Waka Kotahi NZ Transport Agency and KiwiRail are working together to make railway level crossings on or near state highways around New Zealand safer for all road users.

To prevent deaths and serious injuries at level crossings, we’re installing a range of low-cost safety improvements, such as barrier arms and flashing lights and bells to give motorists, cyclists and pedestrians warning of approaching trains.

These safety improvements are being delivered as part of Road to Zero, to reduce the number of people killed and seriously injured on New Zealand's roads.

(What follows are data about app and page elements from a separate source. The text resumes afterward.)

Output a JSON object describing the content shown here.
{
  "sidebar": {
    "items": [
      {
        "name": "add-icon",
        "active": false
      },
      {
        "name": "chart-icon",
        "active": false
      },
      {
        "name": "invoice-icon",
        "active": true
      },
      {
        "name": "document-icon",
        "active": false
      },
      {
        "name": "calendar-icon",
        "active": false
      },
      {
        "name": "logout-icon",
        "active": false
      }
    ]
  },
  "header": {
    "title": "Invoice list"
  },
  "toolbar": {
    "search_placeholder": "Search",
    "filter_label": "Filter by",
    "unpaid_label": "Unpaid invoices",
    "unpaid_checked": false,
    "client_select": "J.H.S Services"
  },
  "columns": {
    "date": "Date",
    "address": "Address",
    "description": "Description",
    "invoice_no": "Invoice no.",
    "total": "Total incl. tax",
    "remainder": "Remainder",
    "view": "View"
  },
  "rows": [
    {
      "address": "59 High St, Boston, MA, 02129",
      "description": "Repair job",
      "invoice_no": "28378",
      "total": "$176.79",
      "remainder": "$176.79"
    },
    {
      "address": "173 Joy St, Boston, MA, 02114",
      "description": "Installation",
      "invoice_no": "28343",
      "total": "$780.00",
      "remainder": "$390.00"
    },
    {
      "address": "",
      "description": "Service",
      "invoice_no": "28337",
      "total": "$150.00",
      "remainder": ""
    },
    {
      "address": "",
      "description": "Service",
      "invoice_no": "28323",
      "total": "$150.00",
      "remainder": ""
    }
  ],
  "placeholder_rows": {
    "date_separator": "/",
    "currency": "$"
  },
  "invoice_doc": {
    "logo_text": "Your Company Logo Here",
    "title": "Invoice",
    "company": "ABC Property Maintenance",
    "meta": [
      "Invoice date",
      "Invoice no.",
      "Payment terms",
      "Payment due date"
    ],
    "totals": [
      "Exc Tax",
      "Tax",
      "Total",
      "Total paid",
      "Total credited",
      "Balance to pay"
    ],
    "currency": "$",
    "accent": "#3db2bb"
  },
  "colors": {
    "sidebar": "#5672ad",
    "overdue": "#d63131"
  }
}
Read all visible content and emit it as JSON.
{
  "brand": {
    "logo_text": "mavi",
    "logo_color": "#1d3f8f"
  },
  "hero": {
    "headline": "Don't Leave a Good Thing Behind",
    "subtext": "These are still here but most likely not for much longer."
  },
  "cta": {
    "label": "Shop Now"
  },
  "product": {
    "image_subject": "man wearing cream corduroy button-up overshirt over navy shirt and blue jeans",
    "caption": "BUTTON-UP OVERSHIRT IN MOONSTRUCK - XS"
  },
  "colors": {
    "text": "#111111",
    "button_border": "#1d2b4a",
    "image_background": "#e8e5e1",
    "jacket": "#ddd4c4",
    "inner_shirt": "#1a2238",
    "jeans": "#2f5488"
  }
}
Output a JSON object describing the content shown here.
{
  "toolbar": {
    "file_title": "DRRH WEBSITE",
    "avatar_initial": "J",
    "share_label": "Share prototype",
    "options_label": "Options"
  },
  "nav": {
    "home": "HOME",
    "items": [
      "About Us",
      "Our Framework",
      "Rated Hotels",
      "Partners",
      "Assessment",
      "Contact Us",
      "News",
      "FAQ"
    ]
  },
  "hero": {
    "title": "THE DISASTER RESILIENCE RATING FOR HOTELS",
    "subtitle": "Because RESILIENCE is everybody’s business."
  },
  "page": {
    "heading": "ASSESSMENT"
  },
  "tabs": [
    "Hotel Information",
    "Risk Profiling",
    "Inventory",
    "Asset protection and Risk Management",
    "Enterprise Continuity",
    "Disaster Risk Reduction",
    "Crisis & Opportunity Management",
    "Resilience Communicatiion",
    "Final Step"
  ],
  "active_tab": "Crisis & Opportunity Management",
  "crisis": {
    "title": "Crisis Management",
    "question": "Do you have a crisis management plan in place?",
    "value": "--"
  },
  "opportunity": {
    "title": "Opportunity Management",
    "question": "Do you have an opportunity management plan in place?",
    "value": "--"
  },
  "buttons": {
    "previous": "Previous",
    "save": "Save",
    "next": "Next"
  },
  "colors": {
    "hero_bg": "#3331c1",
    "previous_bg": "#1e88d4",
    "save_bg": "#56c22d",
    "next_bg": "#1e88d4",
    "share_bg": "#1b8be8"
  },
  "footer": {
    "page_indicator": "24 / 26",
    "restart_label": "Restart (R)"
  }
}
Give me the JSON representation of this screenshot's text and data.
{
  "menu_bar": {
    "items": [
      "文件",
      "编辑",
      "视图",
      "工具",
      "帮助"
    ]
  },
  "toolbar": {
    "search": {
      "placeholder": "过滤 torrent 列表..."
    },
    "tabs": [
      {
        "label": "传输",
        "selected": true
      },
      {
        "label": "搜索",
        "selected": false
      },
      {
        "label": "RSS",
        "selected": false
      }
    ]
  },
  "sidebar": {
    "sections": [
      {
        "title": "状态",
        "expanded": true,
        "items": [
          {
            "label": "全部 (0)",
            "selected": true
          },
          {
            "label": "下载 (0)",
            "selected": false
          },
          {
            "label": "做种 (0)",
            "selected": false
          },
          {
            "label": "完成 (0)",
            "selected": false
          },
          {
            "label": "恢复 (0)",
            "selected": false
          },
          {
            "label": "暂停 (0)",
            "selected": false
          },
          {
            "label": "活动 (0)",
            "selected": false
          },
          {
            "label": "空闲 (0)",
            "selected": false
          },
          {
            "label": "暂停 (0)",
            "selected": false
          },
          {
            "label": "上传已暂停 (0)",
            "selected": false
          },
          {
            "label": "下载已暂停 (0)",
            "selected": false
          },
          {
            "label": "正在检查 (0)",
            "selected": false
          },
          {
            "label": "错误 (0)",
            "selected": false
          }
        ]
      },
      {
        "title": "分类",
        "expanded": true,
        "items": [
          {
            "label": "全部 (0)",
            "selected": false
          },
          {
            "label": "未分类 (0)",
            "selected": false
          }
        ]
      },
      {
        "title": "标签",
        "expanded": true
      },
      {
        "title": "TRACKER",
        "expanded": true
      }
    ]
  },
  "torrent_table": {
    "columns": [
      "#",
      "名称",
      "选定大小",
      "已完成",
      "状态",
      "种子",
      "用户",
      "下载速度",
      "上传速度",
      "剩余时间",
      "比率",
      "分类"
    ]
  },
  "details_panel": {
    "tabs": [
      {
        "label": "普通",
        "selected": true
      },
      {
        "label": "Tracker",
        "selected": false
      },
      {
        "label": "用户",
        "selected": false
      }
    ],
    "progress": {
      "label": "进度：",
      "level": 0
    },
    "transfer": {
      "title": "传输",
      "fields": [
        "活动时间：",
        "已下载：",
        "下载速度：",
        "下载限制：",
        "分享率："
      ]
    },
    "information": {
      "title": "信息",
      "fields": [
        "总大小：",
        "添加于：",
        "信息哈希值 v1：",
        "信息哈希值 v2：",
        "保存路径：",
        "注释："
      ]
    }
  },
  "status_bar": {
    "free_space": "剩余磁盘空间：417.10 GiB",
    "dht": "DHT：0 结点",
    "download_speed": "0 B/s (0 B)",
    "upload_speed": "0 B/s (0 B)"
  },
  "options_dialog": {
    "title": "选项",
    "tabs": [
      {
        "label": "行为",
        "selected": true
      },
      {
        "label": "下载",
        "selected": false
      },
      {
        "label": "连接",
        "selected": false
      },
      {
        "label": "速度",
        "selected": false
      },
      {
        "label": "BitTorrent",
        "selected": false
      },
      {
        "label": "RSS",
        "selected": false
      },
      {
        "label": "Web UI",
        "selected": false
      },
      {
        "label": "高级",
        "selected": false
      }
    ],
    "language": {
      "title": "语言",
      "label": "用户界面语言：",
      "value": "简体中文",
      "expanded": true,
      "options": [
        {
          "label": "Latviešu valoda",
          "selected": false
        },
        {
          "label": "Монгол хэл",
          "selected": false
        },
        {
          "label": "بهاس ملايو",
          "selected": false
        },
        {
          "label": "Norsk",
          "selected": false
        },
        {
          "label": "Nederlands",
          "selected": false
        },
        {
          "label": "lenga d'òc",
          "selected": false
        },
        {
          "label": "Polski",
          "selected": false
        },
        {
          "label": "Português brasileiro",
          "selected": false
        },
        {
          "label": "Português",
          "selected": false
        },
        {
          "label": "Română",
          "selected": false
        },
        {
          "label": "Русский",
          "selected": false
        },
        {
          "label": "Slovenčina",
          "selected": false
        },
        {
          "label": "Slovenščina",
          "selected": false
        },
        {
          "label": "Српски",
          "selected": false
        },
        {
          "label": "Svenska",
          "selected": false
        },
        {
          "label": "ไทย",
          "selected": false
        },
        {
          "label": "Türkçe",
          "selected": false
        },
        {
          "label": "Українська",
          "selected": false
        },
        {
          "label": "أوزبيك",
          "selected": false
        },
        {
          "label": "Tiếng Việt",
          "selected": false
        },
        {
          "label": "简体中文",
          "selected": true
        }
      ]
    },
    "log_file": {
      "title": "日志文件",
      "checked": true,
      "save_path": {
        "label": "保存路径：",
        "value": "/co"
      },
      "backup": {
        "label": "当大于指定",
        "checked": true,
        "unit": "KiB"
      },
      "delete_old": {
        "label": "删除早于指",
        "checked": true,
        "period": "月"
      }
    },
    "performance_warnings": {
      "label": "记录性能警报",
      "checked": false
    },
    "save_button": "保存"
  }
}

Safety treatment Description
Flashing lights and bells Flashing lights and bells send a clear warning to drivers and pedestrians that a train is coming. We can also replace bells that are turned off at night with ones that operate whenever a train is approaching. This ensures people get a warning at any time, day or night. The sound can be contained to an area close to the crossing to avoid disturbing nearby residents.
Barrier arms  Half arm barriers mean vehicles need to stop till the train has passed. They come down ahead of the train and only rise once the train has passed.

Signs and markings Improved signs and markings are a simple but effective way to warn drivers that they’re approaching a level crossing.
View lines and vegetation clearing By cutting back vegetation and moving poles or anything else that blocks a driver’s view, we can make it easier for them to see the level crossing and ensure they have plenty of time to stop.
Guardrails Guardrails along the road leading up to a crossing keep drivers from straying off the road. They also protect level crossing safety equipment like lights and signals from vehicles and make it safer for our staff to do maintenance on this equipment.
Streetlights Adding more lighting around level crossings helps make sure people are more aware of the crossing at night and helps them see a train coming.
Pedestrian mazes A pedestrian maze is a specially designed walkway to slow people down before they walk over tracks, prompting them to look up and down the track before crossing.
Pedestrian pavement lights These are lights set into the ground within a pedestrian maze. They flash when a train is coming to warn pedestrians who are looking down or at their phones.
Pedestrian gates Automatic pedestrian gates close when a train is approaching to stop people walking onto the tracks. They automatically open once the train has passed.
Active warning signs These are road signs with flashing lights to give drivers advanced warning that they’re approaching a crossing or a queue of vehicles.
Improving the crossing surface Improving the crossing surface means a smoother drive over the level crossing and reduces the risk of loss of control crashes. It also protects the surface from wear and tear from heavy vehicles.
Rubber panels Rubber panels around the rail tracks make them easier to walk or drive across.
Escape bay Where there’s a risk traffic might back up over a crossing, an extra bay, known as an escape bay gives drivers a space to move into if they get blocked in on the rail line.
Slip lane When a crossing is on a side road that comes off a busy main road, we can use a slip lane – an extra lane on the main road that drivers can pull into before turning. This reduces the risk of a big queue backing up into the main road when a train is coming.